By Hrach Melkumian in Prague
Armenia has the largest perception of Russia as a friendly country in the whole post-Soviet territory, according to the latest surveys in today’s 15 independent states of the former USSR.
The polls conducted by the All-Russian Center of Public Opinion Studies attempted to gauge public sentiments in former Soviet republics regarding their former allied nations that they view as most friendly to them now and that they might want to form a union with in the future.
According to the results of the studies, 82 percent of citizens in Armenia view Russia as a friendly state, with 16 percent naming Georgia and one percent naming Azerbaijan.
Only 67 percent of Armenians, however, support Armenia’s forming a union with Russia, while 23 percent see no necessity for that.
In neighboring Azerbaijan, 39 percent find none of the former Soviet republics, including the Baltic states, are friendly to Azerbaijan.
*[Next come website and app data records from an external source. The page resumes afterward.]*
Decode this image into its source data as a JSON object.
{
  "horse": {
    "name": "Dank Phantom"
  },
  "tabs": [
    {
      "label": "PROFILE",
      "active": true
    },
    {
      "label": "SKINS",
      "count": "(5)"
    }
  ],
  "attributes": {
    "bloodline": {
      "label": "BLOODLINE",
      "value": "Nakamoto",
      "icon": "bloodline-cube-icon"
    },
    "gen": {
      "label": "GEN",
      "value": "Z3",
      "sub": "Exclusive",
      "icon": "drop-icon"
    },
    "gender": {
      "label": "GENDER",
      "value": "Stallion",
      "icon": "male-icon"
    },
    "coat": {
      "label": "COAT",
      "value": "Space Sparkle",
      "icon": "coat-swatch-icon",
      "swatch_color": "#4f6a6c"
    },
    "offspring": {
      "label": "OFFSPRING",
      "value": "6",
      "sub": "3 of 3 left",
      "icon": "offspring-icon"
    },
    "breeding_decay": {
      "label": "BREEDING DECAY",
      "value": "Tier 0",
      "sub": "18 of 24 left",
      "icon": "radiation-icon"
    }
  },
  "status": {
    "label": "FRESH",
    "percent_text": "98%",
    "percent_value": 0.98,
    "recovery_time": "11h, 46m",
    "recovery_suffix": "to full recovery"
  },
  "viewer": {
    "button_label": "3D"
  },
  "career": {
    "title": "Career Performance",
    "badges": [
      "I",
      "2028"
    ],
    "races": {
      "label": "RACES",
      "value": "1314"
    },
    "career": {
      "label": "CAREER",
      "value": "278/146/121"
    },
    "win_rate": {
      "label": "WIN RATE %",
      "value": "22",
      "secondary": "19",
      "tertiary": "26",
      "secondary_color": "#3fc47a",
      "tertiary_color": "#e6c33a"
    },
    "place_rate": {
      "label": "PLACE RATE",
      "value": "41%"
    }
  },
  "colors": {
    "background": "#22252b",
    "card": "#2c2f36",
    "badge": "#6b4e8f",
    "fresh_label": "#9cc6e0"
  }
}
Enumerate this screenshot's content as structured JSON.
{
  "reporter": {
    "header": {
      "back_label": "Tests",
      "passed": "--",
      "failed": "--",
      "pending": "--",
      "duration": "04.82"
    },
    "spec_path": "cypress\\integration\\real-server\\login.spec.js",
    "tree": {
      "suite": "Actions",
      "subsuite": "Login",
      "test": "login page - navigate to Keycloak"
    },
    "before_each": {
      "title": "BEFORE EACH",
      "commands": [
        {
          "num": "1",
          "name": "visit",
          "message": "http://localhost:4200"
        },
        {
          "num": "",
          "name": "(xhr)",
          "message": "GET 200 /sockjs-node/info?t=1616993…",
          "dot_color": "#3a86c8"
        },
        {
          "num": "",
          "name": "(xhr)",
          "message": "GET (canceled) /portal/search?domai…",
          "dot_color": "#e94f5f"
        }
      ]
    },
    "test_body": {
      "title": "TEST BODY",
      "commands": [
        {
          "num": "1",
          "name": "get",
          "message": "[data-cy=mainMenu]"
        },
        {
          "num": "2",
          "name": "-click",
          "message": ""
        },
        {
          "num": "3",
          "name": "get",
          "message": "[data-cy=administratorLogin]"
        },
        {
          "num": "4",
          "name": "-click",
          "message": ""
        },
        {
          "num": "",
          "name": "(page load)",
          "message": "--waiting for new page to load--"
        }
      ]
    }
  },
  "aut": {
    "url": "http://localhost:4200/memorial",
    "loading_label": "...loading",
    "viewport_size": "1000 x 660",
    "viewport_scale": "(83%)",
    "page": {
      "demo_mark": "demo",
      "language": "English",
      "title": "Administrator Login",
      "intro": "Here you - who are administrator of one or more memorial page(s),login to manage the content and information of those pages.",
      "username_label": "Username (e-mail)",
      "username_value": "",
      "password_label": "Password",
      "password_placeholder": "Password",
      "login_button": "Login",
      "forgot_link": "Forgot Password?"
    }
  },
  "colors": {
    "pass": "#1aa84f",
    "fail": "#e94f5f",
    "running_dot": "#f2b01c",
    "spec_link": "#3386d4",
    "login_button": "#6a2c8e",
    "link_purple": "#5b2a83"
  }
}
Twenty-one percent of Azerbaijani respondents find that Georgia is a friend, while 20 percent view Ukraine as a friendly nation. More than 30 percent of respondents in Azerbaijan support their country’s joining Turkey and nearly a fourth supports Azerbaijan’s accession to the European Union. Armenia gets no mention as a friendly country in the polls conducted in Azerbaijan, which is the only zero in the whole polls tables.
A majority of Georgians, nearly 70 percent, consider Ukraine as a friendly state, followed by Azerbaijan and Baltic states. Armenia is viewed as a friendly state by 15 percent of Georgians.
Meanwhile, Belarus is viewed as the friendliest country by 48 percent of citizens in Russia. One in three Russians also mention Ukraine and Kazakhstan as friends. Only 18 percent of Russian citizens view Armenia as a friend to their country. In contrast, the three Baltic republics, including Lithuania, Latvia and Estonia, are perceived as the least friendly states in Russia, with each receiving only 4 percent of responses.